If you are an employee of a company, it is likely that you are working for the employer in accordance with the terms of an employment contract. A standard employment contract that does not indicate any ‘term’ or length of employment, is presumed to be of “indefinite duration.” An indefinite duration employment contract has no fixed end date; accordingly, the employee continues to accumulate service with the employer over time.
If no triggering event occurs, such as (1) the employer terminating the employee’s employment without cause; (2) the employer terminating the employees’ employment for just cause; (3) the employee resigning from his or her employment; (4) the employee resigns from his or her employment as a result of an intolerable work environment (commonly referred to as a constructive dismissal) or resigns for other opportunities, then the employee is deemed to continue in his or her employment for the foreseeable future.

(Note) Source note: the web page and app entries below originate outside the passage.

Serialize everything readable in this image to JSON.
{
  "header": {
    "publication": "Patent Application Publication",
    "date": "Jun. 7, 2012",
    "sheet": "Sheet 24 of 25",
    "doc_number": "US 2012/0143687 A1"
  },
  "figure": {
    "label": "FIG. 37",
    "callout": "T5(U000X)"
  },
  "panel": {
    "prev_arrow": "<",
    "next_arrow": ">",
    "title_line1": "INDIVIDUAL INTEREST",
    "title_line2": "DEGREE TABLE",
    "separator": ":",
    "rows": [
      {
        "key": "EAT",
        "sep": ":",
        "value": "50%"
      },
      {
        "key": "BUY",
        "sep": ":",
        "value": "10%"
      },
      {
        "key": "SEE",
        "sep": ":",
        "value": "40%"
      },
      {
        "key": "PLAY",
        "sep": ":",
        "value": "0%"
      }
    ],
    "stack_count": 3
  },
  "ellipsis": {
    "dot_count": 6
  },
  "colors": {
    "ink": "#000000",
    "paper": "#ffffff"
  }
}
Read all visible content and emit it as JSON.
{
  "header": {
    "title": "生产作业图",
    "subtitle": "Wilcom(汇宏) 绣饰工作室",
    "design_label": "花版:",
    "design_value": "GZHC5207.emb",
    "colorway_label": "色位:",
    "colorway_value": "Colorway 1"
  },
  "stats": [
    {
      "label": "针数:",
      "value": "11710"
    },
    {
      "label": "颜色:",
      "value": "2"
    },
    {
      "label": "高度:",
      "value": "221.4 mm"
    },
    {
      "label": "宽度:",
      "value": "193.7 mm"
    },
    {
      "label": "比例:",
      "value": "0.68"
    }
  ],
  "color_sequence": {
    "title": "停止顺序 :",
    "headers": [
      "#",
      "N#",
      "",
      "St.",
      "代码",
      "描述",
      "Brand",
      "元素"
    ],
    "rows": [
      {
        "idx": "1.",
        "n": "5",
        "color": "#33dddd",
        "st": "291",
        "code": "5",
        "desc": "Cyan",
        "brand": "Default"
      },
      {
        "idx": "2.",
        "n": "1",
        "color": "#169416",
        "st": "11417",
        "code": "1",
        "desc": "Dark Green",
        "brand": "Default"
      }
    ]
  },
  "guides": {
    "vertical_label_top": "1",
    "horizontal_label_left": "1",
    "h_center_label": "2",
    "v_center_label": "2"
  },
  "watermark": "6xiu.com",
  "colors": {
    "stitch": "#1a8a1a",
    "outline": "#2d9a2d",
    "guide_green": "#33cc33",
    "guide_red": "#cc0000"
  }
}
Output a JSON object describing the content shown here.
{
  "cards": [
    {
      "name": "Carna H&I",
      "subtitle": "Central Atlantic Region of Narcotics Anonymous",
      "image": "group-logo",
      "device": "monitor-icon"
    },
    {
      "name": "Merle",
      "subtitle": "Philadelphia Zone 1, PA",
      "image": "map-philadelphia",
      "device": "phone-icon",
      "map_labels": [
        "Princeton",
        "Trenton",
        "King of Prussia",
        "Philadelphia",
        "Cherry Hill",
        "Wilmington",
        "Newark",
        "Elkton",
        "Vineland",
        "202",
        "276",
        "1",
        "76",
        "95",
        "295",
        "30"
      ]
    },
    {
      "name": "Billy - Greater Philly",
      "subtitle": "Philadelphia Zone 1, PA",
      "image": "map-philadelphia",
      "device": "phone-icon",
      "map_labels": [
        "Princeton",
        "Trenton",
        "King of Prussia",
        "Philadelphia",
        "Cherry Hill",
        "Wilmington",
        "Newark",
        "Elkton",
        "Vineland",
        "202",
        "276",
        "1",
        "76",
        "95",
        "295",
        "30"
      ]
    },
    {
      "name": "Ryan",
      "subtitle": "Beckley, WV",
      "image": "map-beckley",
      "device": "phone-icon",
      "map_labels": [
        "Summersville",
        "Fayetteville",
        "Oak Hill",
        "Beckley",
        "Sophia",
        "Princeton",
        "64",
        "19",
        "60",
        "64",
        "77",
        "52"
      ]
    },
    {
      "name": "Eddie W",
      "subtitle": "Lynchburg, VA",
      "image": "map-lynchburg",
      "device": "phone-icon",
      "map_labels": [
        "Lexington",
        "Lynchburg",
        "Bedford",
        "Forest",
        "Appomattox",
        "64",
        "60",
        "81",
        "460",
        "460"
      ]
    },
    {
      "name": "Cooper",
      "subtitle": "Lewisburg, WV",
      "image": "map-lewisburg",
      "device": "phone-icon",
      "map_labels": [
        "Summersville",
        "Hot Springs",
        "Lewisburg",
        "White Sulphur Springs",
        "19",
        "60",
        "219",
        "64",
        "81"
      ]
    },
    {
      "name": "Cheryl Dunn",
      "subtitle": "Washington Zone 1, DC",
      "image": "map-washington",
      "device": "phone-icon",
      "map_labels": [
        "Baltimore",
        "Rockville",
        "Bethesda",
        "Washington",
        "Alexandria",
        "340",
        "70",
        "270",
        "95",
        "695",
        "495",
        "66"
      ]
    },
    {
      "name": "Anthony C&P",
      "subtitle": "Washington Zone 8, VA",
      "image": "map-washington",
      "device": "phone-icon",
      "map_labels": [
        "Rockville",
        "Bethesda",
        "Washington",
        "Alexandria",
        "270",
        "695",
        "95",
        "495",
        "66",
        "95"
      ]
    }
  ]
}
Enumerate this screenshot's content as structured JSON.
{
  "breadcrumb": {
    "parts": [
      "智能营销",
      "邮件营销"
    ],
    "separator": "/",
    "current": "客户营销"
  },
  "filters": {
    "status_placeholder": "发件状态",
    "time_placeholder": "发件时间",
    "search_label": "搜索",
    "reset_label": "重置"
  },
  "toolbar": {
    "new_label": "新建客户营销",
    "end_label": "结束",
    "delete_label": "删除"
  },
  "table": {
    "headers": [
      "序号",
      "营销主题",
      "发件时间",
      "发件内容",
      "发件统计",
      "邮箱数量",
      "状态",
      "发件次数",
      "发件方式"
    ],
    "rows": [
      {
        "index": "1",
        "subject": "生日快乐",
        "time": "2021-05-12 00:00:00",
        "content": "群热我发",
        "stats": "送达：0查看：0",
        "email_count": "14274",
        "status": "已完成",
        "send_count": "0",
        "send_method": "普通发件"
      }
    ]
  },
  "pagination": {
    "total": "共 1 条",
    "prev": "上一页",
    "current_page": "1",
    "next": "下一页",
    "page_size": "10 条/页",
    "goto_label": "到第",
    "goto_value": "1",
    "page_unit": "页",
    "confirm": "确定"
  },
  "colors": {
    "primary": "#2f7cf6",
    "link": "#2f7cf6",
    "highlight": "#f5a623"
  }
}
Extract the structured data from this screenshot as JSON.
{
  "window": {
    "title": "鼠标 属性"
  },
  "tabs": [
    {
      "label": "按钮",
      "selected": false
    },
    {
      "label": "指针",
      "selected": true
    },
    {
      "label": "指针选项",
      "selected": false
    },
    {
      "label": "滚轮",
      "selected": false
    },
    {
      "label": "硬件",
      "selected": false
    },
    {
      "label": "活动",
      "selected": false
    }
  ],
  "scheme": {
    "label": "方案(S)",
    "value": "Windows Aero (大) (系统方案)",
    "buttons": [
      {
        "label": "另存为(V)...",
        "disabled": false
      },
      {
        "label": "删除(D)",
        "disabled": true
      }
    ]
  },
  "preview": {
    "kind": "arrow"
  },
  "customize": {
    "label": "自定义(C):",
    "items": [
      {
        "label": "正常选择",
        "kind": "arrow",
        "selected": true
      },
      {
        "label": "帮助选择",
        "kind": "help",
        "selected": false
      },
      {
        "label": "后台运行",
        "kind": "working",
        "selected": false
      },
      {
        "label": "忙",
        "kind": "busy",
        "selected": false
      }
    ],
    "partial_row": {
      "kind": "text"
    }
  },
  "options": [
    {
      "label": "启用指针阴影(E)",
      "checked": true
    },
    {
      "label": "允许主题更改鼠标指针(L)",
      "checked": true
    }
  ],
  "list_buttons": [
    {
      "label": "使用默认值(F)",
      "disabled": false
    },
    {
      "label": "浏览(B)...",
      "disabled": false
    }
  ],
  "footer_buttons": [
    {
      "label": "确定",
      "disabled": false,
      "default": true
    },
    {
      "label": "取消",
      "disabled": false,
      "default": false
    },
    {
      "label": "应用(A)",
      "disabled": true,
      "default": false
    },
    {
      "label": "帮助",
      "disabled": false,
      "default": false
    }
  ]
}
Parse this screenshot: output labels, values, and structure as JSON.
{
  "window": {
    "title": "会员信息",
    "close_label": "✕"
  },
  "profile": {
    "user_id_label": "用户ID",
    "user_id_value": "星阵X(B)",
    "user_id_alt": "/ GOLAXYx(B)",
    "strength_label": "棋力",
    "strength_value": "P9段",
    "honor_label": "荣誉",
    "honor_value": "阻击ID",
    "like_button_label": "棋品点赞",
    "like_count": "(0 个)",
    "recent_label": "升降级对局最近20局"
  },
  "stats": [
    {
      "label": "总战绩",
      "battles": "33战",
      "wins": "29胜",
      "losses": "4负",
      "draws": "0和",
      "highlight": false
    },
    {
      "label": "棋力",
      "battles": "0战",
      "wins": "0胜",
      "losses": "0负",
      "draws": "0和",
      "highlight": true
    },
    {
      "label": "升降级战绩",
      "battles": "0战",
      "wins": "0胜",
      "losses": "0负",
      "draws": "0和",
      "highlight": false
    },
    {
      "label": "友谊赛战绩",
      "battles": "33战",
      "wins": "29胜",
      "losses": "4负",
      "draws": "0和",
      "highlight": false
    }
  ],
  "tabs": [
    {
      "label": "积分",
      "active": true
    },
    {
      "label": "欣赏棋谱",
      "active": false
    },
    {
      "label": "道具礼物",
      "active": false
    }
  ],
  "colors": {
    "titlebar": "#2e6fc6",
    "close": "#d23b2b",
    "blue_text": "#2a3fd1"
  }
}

Conversely, a fixed-term employment contract stipulates a start date and an end date of employment. Employers will typically hire workers on a fixed-term contract to replace other workers that are on leaves (i.e., maternity leave) for a defined period of time or to increase staffing levels for a specific project. The worker can still be considered an employee of the company (not an independent contractor) and the regular protections of the Employment Standards Act are still afforded to the employee operating under a fixed-term employment contract; however, the most important provision to consider when entering into such a contract is the language contained in any termination provision.
In a fixed-term employment contract, the employer does not automatically have the right to terminate the contract early and provide reasonable notice or payment in lieu thereof as is required in the dismissal of an employee operating under an indefinite duration employment contract. Rather, the parties to the fixed-term contract must clearly and unambiguously set out what the severance obligations of the employer are should the employment contract be terminated before the end of the fixed-term. Absent clear and specific language in the fixed-term contract around the amount of termination pay a fixed-term employee is entitled to should the contract be terminated before the end of the term, the employee is entitled to be paid out for the balance of the contract.
In other words, if you are an employee that was hired for a one-year fixed term contract and the employer terminates your employment after 6 months on the job, you may be entitled to payment of the entire balance of the contract (i.e., remaining 6 month period). Accordingly, in the context of a fixed-term employment contract, employers’ could be on the hook for much more than the employees’ common law severance entitlements which would apply if an indefinite duration contract governed the employment relationship. While employers’ are permitted to enter into fixed-term contracts, and sometimes do so in the expectation that severance obligations will be minimized or avoided in the event of termination, the opposite often results. For employees, your entitlement depends on whether the fixed-term employment contract contains an enforceable termination provision which limits your entitlement on termination.
As always, it is best to consult a highly-rated employment lawyer to review your employment contract and the circumstances around your dismissal to determine whether you have any right to greater severance or other damages that have been provided to you by your former employer.